Each entry should be duplicated exactly, with no line missing.

>>

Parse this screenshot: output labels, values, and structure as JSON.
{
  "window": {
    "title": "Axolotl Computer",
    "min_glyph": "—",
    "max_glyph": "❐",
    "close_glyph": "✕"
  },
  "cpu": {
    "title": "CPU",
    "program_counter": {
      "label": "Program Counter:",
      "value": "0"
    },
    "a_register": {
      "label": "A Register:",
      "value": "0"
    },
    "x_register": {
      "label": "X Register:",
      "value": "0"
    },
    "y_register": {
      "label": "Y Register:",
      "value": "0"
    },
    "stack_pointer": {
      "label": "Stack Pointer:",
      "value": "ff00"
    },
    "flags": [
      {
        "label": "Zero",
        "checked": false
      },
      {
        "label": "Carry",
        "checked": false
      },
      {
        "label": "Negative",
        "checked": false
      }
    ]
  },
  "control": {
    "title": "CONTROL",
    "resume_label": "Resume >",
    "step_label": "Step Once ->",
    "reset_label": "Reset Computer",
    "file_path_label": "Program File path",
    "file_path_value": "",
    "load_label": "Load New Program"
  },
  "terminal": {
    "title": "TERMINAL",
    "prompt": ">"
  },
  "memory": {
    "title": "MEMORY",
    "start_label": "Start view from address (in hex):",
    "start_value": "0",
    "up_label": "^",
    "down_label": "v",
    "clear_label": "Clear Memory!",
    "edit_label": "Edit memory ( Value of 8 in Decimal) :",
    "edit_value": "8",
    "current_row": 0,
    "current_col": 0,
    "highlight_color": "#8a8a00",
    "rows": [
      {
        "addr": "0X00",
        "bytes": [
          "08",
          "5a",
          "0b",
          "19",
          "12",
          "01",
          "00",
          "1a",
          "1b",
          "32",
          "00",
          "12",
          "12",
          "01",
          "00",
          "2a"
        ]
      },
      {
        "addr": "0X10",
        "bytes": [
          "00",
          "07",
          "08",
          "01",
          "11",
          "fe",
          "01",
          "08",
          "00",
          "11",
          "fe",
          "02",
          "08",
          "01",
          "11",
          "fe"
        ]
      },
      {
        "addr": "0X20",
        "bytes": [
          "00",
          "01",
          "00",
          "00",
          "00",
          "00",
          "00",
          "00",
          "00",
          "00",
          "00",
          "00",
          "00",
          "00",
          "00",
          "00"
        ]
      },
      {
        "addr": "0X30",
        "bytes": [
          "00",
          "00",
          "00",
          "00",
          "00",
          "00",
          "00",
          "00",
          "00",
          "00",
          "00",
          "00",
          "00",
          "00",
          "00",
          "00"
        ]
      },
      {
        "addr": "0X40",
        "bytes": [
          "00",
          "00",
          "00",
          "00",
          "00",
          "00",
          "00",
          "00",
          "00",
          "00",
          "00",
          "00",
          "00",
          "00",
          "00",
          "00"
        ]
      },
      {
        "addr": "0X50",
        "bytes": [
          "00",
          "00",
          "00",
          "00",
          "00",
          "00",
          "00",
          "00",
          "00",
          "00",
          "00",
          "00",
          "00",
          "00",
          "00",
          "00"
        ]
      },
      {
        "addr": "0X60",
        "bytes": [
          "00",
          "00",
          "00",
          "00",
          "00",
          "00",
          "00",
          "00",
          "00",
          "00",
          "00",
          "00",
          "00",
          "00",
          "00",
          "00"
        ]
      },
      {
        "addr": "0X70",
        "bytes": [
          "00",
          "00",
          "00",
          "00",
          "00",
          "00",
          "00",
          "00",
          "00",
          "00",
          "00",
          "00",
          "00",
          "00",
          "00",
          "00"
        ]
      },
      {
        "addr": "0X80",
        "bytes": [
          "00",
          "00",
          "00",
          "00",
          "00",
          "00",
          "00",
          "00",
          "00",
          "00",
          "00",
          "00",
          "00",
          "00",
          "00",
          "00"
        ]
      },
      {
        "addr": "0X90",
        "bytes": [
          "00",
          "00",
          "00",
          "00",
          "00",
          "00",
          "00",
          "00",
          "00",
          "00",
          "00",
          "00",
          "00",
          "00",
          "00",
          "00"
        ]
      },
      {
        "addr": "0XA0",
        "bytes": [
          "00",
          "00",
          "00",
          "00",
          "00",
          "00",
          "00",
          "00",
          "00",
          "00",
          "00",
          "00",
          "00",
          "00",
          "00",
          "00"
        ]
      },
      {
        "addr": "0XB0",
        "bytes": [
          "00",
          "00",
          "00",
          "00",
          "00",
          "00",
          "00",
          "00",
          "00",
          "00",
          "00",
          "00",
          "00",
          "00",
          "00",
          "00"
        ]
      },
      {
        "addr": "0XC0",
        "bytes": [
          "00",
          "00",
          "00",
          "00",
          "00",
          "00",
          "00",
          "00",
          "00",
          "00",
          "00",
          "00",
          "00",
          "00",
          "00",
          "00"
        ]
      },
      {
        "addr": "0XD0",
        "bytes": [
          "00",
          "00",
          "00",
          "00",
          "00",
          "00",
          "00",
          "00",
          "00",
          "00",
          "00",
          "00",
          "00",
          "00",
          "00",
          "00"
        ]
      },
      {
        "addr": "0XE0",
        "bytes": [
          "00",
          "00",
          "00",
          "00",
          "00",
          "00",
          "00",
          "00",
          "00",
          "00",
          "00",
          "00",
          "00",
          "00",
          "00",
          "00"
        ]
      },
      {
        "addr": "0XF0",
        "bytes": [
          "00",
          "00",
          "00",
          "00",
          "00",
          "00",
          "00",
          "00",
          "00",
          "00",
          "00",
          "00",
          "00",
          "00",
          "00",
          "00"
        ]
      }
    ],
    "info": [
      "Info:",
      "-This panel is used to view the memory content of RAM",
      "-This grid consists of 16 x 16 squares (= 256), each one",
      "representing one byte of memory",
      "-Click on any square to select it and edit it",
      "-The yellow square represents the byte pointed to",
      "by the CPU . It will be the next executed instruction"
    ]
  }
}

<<

Result for this exercise>
Parse this screenshot: output labels, values, and structure as JSON.
{
  "window": {
    "title": "Axolotl Computer",
    "min_glyph": "—",
    "max_glyph": "❐",
    "close_glyph": "✕"
  },
  "cpu": {
    "title": "CPU",
    "program_counter": {
      "label": "Program Counter:",
      "value": "0"
    },
    "a_register": {
      "label": "A Register:",
      "value": "0"
    },
    "x_register": {
      "label": "X Register:",
      "value": "0"
    },
    "y_register": {
      "label": "Y Register:",
      "value": "0"
    },
    "stack_pointer": {
      "label": "Stack Pointer:",
      "value": "ff00"
    },
    "flags": [
      {
        "label": "Zero",
        "checked": false
      },
      {
        "label": "Carry",
        "checked": false
      },
      {
        "label": "Negative",
        "checked": false
      }
    ]
  },
  "control": {
    "title": "CONTROL",
    "resume_label": "Resume >",
    "step_label": "Step Once ->",
    "reset_label": "Reset Computer",
    "file_path_label": "Program File path",
    "file_path_value": "",
    "load_label": "Load New Program"
  },
  "terminal": {
    "title": "TERMINAL",
    "prompt": ">"
  },
  "memory": {
    "title": "MEMORY",
    "start_label": "Start view from address (in hex):",
    "start_value": "0",
    "up_label": "^",
    "down_label": "v",
    "clear_label": "Clear Memory!",
    "edit_label": "Edit memory ( Value of 8 in Decimal) :",
    "edit_value": "8",
    "current_row": 0,
    "current_col": 0,
    "highlight_color": "#8a8a00",
    "rows": [
      {
        "addr": "0X00",
        "bytes": [
          "08",
          "5a",
          "0b",
          "19",
          "12",
          "01",
          "00",
          "1a",
          "1b",
          "32",
          "00",
          "12",
          "12",
          "01",
          "00",
          "2a"
        ]
      },
      {
        "addr": "0X10",
        "bytes": [
          "00",
          "07",
          "08",
          "01",
          "11",
          "fe",
          "01",
          "08",
          "00",
          "11",
          "fe",
          "02",
          "08",
          "01",
          "11",
          "fe"
        ]
      },
      {
        "addr": "0X20",
        "bytes": [
          "00",
          "01",
          "00",
          "00",
          "00",
          "00",
          "00",
          "00",
          "00",
          "00",
          "00",
          "00",
          "00",
          "00",
          "00",
          "00"
        ]
      },
      {
        "addr": "0X30",
        "bytes": [
          "00",
          "00",
          "00",
          "00",
          "00",
          "00",
          "00",
          "00",
          "00",
          "00",
          "00",
          "00",
          "00",
          "00",
          "00",
          "00"
        ]
      },
      {
        "addr": "0X40",
        "bytes": [
          "00",
          "00",
          "00",
          "00",
          "00",
          "00",
          "00",
          "00",
          "00",
          "00",
          "00",
          "00",
          "00",
          "00",
          "00",
          "00"
        ]
      },
      {
        "addr": "0X50",
        "bytes": [
          "00",
          "00",
          "00",
          "00",
          "00",
          "00",
          "00",
          "00",
          "00",
          "00",
          "00",
          "00",
          "00",
          "00",
          "00",
          "00"
        ]
      },
      {
        "addr": "0X60",
        "bytes": [
          "00",
          "00",
          "00",
          "00",
          "00",
          "00",
          "00",
          "00",
          "00",
          "00",
          "00",
          "00",
          "00",
          "00",
          "00",
          "00"
        ]
      },
      {
        "addr": "0X70",
        "bytes": [
          "00",
          "00",
          "00",
          "00",
          "00",
          "00",
          "00",
          "00",
          "00",
          "00",
          "00",
          "00",
          "00",
          "00",
          "00",
          "00"
        ]
      },
      {
        "addr": "0X80",
        "bytes": [
          "00",
          "00",
          "00",
          "00",
          "00",
          "00",
          "00",
          "00",
          "00",
          "00",
          "00",
          "00",
          "00",
          "00",
          "00",
          "00"
        ]
      },
      {
        "addr": "0X90",
        "bytes": [
          "00",
          "00",
          "00",
          "00",
          "00",
          "00",
          "00",
          "00",
          "00",
          "00",
          "00",
          "00",
          "00",
          "00",
          "00",
          "00"
        ]
      },
      {
        "addr": "0XA0",
        "bytes": [
          "00",
          "00",
          "00",
          "00",
          "00",
          "00",
          "00",
          "00",
          "00",
          "00",
          "00",
          "00",
          "00",
          "00",
          "00",
          "00"
        ]
      },
      {
        "addr": "0XB0",
        "bytes": [
          "00",
          "00",
          "00",
          "00",
          "00",
          "00",
          "00",
          "00",
          "00",
          "00",
          "00",
          "00",
          "00",
          "00",
          "00",
          "00"
        ]
      },
      {
        "addr": "0XC0",
        "bytes": [
          "00",
          "00",
          "00",
          "00",
          "00",
          "00",
          "00",
          "00",
          "00",
          "00",
          "00",
          "00",
          "00",
          "00",
          "00",
          "00"
        ]
      },
      {
        "addr": "0XD0",
        "bytes": [
          "00",
          "00",
          "00",
          "00",
          "00",
          "00",
          "00",
          "00",
          "00",
          "00",
          "00",
          "00",
          "00",
          "00",
          "00",
          "00"
        ]
      },
      {
        "addr": "0XE0",
        "bytes": [
          "00",
          "00",
          "00",
          "00",
          "00",
          "00",
          "00",
          "00",
          "00",
          "00",
          "00",
          "00",
          "00",
          "00",
          "00",
          "00"
        ]
      },
      {
        "addr": "0XF0",
        "bytes": [
          "00",
          "00",
          "00",
          "00",
          "00",
          "00",
          "00",
          "00",
          "00",
          "00",
          "00",
          "00",
          "00",
          "00",
          "00",
          "00"
        ]
      }
    ],
    "info": [
      "Info:",
      "-This panel is used to view the memory content of RAM",
      "-This grid consists of 16 x 16 squares (= 256), each one",
      "representing one byte of memory",
      "-Click on any square to select it and edit it",
      "-The yellow square represents the byte pointed to",
      "by the CPU . It will be the next executed instruction"
    ]
  }
}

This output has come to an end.